-- Assigned task --
Locate the string "true" throughout the material and copy every line in which it occurs.

════════════════

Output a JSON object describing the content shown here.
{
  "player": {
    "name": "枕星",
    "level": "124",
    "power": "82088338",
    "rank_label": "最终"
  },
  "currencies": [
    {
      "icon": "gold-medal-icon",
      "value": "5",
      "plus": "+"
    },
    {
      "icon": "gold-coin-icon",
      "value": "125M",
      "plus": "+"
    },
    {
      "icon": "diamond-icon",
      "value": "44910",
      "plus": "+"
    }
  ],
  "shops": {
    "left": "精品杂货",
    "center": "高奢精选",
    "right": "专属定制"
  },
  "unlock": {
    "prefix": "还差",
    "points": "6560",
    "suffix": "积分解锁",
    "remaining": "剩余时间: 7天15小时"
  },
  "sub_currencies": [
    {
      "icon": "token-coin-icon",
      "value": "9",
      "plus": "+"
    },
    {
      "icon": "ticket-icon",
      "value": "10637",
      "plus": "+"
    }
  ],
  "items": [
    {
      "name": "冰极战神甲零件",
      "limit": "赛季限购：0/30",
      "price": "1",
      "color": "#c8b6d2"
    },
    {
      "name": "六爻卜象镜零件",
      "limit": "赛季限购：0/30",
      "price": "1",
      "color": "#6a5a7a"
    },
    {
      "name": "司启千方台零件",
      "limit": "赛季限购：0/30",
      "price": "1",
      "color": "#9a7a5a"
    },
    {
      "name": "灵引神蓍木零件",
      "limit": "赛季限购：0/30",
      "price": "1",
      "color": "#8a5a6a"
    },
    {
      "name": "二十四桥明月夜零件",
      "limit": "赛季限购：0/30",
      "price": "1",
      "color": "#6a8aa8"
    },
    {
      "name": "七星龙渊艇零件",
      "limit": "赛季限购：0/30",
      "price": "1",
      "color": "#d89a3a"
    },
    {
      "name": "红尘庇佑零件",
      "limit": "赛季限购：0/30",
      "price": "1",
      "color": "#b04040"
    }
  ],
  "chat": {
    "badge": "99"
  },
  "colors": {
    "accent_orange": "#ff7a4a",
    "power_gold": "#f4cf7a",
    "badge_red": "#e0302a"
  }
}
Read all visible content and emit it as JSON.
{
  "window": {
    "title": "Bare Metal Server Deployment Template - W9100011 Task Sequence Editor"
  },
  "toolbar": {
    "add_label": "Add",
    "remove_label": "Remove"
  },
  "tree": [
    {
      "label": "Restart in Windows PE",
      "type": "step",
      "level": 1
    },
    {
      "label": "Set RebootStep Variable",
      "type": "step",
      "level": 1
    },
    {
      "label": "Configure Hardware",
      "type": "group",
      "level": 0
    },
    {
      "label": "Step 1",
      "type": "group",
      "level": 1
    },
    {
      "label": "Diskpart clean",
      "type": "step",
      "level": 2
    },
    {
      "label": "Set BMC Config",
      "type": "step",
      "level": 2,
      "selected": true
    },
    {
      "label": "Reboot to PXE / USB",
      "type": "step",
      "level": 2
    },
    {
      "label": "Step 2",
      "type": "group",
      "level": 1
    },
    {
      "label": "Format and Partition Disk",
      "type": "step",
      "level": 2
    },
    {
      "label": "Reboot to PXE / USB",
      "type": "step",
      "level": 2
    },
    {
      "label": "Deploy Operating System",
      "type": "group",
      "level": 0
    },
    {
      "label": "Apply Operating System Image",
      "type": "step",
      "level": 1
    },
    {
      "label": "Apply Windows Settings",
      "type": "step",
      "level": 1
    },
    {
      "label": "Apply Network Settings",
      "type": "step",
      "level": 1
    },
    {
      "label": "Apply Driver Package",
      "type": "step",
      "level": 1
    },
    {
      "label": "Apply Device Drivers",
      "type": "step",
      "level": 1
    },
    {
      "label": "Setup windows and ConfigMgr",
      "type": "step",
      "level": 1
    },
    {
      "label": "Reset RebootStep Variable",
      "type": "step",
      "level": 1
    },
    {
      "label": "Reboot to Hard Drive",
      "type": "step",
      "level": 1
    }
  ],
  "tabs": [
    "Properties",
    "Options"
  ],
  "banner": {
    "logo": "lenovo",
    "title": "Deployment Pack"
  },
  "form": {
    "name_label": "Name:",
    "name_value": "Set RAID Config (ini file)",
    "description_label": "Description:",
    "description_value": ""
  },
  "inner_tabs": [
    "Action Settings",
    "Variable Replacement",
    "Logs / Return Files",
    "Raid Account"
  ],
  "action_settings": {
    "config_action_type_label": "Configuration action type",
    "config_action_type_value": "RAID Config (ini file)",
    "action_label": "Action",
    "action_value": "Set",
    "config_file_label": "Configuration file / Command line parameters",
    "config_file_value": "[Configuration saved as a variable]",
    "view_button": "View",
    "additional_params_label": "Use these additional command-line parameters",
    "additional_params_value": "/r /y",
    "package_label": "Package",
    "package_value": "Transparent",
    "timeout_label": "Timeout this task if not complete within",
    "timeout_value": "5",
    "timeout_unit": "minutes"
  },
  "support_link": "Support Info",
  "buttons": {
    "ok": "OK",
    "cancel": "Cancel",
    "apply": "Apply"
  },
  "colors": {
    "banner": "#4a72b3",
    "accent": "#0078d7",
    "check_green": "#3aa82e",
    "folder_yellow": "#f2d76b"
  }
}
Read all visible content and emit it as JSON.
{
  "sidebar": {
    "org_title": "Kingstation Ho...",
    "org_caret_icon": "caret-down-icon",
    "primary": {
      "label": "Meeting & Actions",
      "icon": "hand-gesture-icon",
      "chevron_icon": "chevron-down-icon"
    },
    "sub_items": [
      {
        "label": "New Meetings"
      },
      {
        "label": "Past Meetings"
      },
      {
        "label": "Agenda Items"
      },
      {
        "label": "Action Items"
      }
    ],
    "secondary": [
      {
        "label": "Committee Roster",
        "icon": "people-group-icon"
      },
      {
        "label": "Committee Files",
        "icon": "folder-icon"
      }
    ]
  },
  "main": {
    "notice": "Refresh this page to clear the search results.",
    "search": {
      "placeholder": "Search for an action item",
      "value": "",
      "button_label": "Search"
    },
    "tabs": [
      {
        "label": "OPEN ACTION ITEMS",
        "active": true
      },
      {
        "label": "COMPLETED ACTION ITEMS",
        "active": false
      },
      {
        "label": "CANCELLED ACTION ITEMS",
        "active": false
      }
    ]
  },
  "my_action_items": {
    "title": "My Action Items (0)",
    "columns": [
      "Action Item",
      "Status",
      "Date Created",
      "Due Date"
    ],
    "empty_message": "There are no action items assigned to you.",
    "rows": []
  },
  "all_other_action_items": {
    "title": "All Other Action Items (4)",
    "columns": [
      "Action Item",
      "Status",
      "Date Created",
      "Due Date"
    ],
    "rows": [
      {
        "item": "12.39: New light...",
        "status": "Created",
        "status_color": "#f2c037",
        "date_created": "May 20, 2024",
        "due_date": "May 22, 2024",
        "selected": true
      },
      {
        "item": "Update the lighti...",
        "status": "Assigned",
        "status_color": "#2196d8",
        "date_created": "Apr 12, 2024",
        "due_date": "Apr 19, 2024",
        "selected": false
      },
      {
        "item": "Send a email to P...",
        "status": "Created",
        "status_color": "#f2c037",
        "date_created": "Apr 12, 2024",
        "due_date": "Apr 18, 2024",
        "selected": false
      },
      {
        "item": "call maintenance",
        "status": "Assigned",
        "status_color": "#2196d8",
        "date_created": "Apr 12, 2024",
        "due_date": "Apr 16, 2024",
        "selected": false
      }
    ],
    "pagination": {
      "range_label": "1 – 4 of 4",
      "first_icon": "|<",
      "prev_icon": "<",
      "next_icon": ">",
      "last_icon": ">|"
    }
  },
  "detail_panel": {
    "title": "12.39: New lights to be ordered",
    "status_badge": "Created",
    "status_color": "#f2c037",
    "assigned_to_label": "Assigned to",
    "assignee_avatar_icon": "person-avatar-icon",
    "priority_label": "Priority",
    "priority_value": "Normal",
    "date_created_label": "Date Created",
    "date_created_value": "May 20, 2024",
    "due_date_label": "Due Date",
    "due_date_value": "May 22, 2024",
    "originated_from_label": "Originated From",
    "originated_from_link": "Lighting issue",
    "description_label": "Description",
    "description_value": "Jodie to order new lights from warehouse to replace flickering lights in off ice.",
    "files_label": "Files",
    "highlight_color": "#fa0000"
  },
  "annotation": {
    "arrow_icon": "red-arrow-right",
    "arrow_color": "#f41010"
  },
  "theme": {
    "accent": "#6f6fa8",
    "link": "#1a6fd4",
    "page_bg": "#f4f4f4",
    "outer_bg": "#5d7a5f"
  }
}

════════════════

-- Worked solution --
      "selected": true
        "active": true
        "selected": true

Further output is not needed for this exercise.